BEGIN
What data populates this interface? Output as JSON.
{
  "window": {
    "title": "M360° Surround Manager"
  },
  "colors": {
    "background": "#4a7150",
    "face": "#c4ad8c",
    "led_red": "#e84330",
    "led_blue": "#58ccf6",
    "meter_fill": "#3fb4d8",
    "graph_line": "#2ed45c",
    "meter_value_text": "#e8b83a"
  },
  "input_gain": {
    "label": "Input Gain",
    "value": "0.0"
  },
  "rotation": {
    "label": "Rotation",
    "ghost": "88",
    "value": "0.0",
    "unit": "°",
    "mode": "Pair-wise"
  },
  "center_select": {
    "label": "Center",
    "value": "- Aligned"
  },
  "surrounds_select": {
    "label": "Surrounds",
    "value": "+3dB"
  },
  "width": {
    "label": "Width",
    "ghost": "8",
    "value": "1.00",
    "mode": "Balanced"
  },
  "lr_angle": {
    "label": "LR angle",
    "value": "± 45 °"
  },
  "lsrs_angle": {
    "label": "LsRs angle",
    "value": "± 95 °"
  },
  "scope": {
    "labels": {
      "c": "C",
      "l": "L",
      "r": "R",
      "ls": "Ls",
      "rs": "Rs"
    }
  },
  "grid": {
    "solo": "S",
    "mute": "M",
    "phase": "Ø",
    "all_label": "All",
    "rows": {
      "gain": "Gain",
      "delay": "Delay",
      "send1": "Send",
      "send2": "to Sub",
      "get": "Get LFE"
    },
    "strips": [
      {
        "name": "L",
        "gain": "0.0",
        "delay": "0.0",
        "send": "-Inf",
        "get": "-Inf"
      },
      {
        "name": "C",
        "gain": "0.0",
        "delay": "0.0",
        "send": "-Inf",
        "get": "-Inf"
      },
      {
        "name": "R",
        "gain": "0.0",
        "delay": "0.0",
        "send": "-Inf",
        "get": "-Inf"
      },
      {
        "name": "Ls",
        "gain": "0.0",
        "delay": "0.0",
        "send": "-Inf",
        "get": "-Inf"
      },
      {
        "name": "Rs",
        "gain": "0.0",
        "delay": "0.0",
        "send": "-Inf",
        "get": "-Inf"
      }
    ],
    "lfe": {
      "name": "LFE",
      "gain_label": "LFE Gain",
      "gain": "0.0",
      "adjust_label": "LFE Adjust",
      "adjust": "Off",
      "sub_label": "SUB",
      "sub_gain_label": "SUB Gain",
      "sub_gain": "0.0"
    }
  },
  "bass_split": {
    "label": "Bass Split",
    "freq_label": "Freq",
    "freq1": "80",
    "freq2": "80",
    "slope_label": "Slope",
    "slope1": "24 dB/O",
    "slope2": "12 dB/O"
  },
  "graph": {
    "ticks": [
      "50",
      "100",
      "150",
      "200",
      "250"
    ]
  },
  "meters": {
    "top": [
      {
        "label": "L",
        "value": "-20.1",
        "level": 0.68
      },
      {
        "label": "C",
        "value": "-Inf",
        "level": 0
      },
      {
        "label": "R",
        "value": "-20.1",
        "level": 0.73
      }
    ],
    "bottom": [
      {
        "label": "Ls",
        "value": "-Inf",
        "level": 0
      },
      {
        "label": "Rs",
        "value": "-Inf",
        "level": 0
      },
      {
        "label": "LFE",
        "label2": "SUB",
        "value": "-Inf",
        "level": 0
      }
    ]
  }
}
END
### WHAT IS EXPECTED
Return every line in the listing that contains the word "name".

### RESPONSE BOX
        "name": "L",
        "name": "C",
        "name": "R",
        "name": "Ls",
        "name": "Rs",
      "name": "LFE",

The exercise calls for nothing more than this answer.